There is a massive number of different devices, kits and manufacturers. It is important to note that these are all unequal and there are better ones or poorer ones, depending on one's preferences and priorities. With that said, the piece of equipment depicted in this chapter is presented no because it is being touted as superior, but rather because it happened to expire shortly before the article was written. It happened to be an Argon 20G 6 inch kit.
A needle is a needle, but there are two main design features which make this item particularly suited for its purpose.
The hub contains a channel which is conical in shape, so as to guide the wire towards the entrance of the steel tube. This may seem trivial until one tries to pass a guidewire through a non-Seldinger needle, which has a cylindrical hub.
These are usually at least three or four times as long as the catheter they are meant to pair with, constructed of a steel spring wire with an atraumatic tapered tip.
The flexibility of the guidewire is usually limited to its tip. The distal end tends to be quite stiff. It is important not to use the stiff end for arterial cannulation, lest you lacerate something delicate. Because the guidewire is quite thin, the stiff end will easily pass into the soft tissues, giving you the impression that you're in the artery.
Most of these devices will share the same characteristics.
The catheter will always be made of some sort of relatively inert material, will be relatively rigid and kink-resistant in its construction, and will have some sort of feature which enables the user to fasten it securely to the patient (in this case, little "wings" for two suture stitches on either side of the cannula). This happens to be an FEP (fluorinated ethylene propylene) catheter.

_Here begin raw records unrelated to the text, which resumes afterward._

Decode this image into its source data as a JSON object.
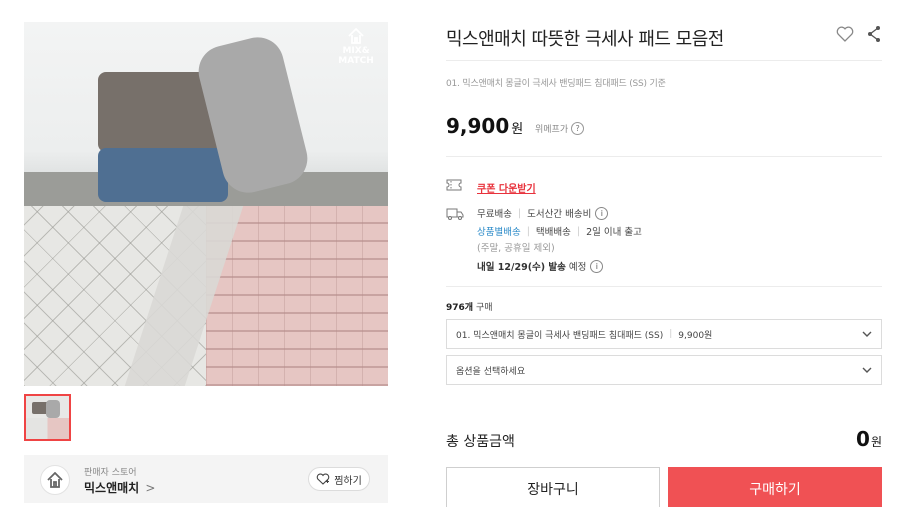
{
  "gallery": {
    "brand_logo_text": "MIX& MATCH",
    "selected_thumbnail_index": 0
  },
  "store": {
    "caption": "판매자 스토어",
    "name": "믹스앤매치",
    "chevron": ">",
    "favorite_label": "찜하기"
  },
  "product": {
    "title": "믹스앤매치 따뜻한 극세사 패드 모음전",
    "subtitle": "01. 믹스앤매치 몽글이 극세사 밴딩패드 침대패드 (SS) 기준",
    "price": "9,900",
    "currency": "원",
    "price_note": "위메프가"
  },
  "shipping": {
    "coupon_label": "쿠폰 다운받기",
    "row1": {
      "free": "무료배송",
      "area": "도서산간 배송비"
    },
    "row2": {
      "per_item": "상품별배송",
      "courier": "택배배송",
      "eta": "2일 이내 출고"
    },
    "row3": {
      "note": "(주말, 공휴일 제외)"
    },
    "row4": {
      "arrival": "내일 12/29(수) 발송",
      "suffix": "예정"
    }
  },
  "order": {
    "purchase_count": "976개",
    "purchase_suffix": "구매",
    "selected_option": "01. 믹스앤매치 몽글이 극세사 밴딩패드 침대패드 (SS)",
    "selected_option_price": "9,900원",
    "option_placeholder": "옵션을 선택하세요"
  },
  "total": {
    "label": "총 상품금액",
    "value": "0",
    "currency": "원"
  },
  "buttons": {
    "cart": "장바구니",
    "buy": "구매하기"
  },
  "colors": {
    "accent": "#f05154",
    "coupon": "#e8323c",
    "link_blue": "#2a8ac8"
  }
}
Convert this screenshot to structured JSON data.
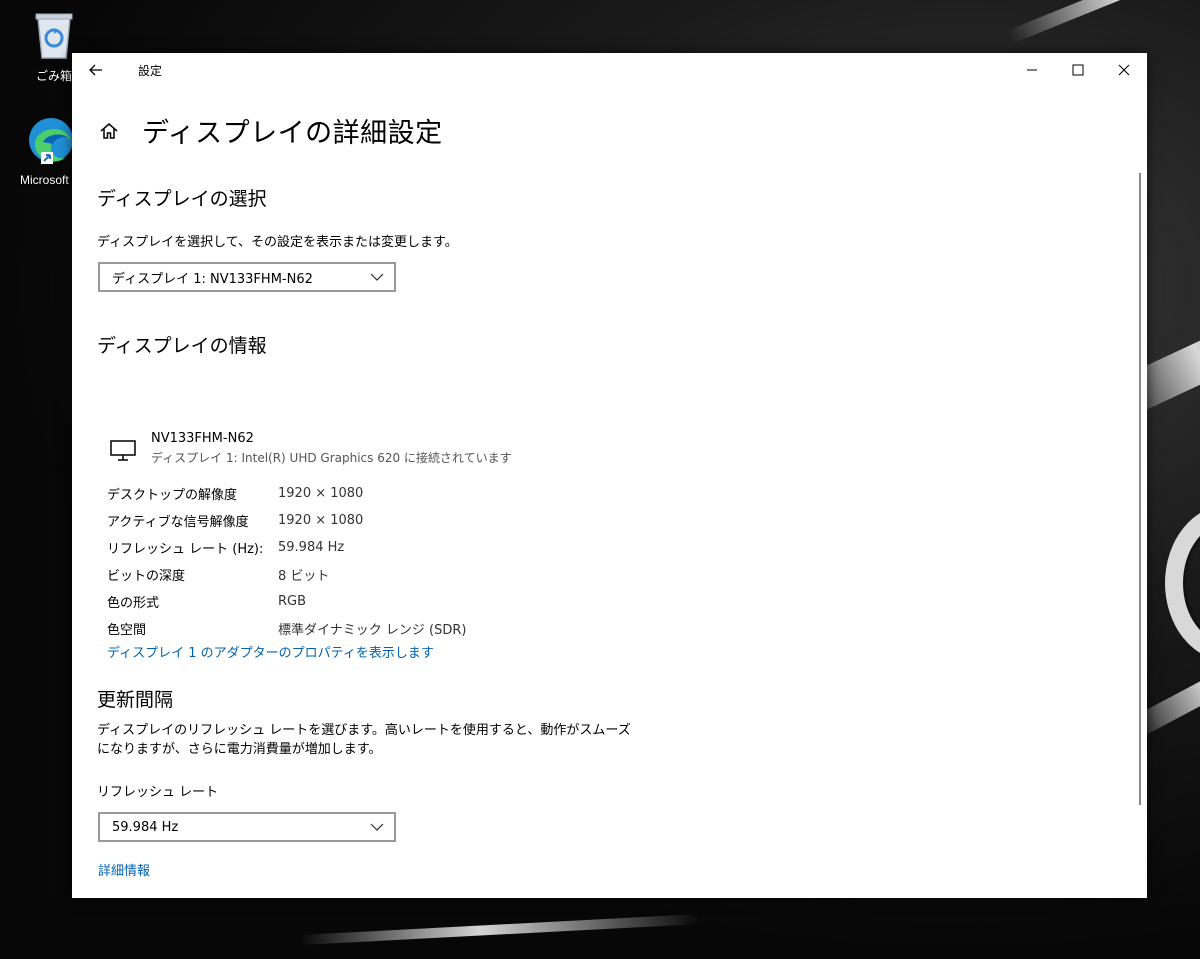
{
  "desktop": {
    "recycle_bin_label": "ごみ箱",
    "edge_label": "Microsoft E"
  },
  "window": {
    "title": "設定",
    "page_title": "ディスプレイの詳細設定"
  },
  "display_select": {
    "heading": "ディスプレイの選択",
    "description": "ディスプレイを選択して、その設定を表示または変更します。",
    "selected": "ディスプレイ 1: NV133FHM-N62"
  },
  "display_info": {
    "heading": "ディスプレイの情報",
    "monitor_name": "NV133FHM-N62",
    "monitor_subtitle": "ディスプレイ 1: Intel(R) UHD Graphics 620 に接続されています",
    "rows": [
      {
        "key": "デスクトップの解像度",
        "value": "1920 × 1080"
      },
      {
        "key": "アクティブな信号解像度",
        "value": "1920 × 1080"
      },
      {
        "key": "リフレッシュ レート (Hz):",
        "value": "59.984 Hz"
      },
      {
        "key": "ビットの深度",
        "value": "8 ビット"
      },
      {
        "key": "色の形式",
        "value": "RGB"
      },
      {
        "key": "色空間",
        "value": "標準ダイナミック レンジ (SDR)"
      }
    ],
    "adapter_link": "ディスプレイ 1 のアダプターのプロパティを表示します"
  },
  "refresh": {
    "heading": "更新間隔",
    "description_line1": "ディスプレイのリフレッシュ レートを選びます。高いレートを使用すると、動作がスムーズ",
    "description_line2": "になりますが、さらに電力消費量が増加します。",
    "label": "リフレッシュ レート",
    "selected": "59.984 Hz",
    "details_link": "詳細情報"
  }
}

20G and 18G catheters are commonly available. The wider 18G catheters are reserved for use with larger arteries, i.e. they are only used to catheterise femoral arteries. This is because the ratio of vessel diameter to catheter diameter is a major determinant of ischaemic and thrombotic complications. The radial artery of an adult has the mean diameter of 2.2mm (cross-sectional area of 3.8 mm2 ) with the wrist in a neutral position; an 18G catheter has an external diameter of 1.27mm with a crossectional area of 1.26 mm2, i.e. it would occupy 33% of the lumen. In contrast, the 20G catheter has an external diameter of 0.9mm (crossectional area of 0.63mm2 ) and would only occupy 16% of the lumen area. The change in flow though the vessel would be significant.
There is little literature to guide catheter length selection. Short (32mm) catheters such as the commonly available peripheral IV cannulae are appropriate for short term periprocedural use - but you wouldn't want them for long term use in awake or lightly sedated patients because of the increased risk of dislodgement. However, no specific recommendations exist regarding the choice of 7.5cm vs. 15cm catheters.